The Sonic Trace Competition Slide show of all submissions for the Sonic Trace sound booth competition Click to view FULL SCREEN, then SHOW INFO, this way you can view information about the submissions and the architects and designers! Last month we launched a competition to find a design and designer for a sound booth for a new show of stories from Mexican and Central American immigrants being created by Anayansi Diaz-Cortes and Eric Pearse-Chavez. The conditions were tough: a tight budget, tight deadline and the designer had to build the project themselves. But still we got lots of interest and by the end of last week, many solid proposals. The jury of KCRW staffers included DJ Raul Campos and our engineer David Greene, who admits he had his eye on practicality. We found ourselves torn between equally delightful options but in the end we were drawn in fact to a “sphere of silence," a bubble, or, in Spanish, La Burbuja (shown above), a silvery orb that would open up in sections like a chocolate orange to reveal a womb-like recording space inside. The concept was for a “non-place”, in which the interviewee would be suspended in time and space, while passersby would see themselves reflected in a mirrored globe both dematerialized and opaque. Designer Hugo Martinez explains why he submitted his powerful design along with his strong personal reasons for taking on this project. Martinez, who is also a contractor, will get to work building his Bubble. He’s convinced he can realize his silvery bubble on time and on budget; we’ll track the process and keep you posted. You can also see his design and all the others on display starting this Friday at Dwell on Design , the modern design show at the Los Angeles Convention Center. Sonic Trace is being created in partnership with Localore, a national initiative from the Association of the Independent in Radio.

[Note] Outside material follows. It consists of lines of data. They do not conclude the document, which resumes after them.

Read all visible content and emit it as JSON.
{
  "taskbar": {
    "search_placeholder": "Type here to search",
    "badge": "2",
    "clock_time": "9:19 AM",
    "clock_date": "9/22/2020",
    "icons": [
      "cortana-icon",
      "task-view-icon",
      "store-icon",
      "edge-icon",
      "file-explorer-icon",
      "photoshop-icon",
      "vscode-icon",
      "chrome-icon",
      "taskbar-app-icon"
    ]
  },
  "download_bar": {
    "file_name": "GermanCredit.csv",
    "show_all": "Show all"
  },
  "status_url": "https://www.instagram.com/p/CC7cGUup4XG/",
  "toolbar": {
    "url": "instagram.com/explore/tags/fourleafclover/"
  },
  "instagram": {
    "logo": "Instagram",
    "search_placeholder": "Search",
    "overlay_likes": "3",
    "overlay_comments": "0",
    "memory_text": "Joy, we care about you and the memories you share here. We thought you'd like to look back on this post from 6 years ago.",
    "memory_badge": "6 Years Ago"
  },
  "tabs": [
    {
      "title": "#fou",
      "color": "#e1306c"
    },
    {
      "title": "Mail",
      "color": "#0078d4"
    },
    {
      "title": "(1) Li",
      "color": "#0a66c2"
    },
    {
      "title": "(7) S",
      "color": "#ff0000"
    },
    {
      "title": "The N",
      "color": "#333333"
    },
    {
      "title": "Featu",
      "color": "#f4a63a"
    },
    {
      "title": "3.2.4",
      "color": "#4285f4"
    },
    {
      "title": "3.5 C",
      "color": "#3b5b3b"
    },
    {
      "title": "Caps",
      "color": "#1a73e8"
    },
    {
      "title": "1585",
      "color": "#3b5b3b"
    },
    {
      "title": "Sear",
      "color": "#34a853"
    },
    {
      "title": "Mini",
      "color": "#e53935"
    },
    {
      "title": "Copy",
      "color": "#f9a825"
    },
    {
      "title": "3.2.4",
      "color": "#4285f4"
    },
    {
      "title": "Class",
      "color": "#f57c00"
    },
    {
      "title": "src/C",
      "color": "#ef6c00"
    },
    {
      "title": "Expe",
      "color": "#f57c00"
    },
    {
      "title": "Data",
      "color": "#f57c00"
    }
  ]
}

Gov. Jerry Brown: California and China will fight climate change together President Donald Trump reportedly wants the U.S. to withdraw from the Paris Climate Accord, and he’s expected to announce a decision soon. California Governor Jerry Brown heads to China to strengthen climate and clean energy ties.
How do Trump supporters feel about the Paris Accord? Globally and around the U.S., there are strong opinions whether or not the Paris Climate Accord is a good idea. The American exit is either a horrifying abdication of American leadership or a forceful and long overdue statement about U.S. sovereignty.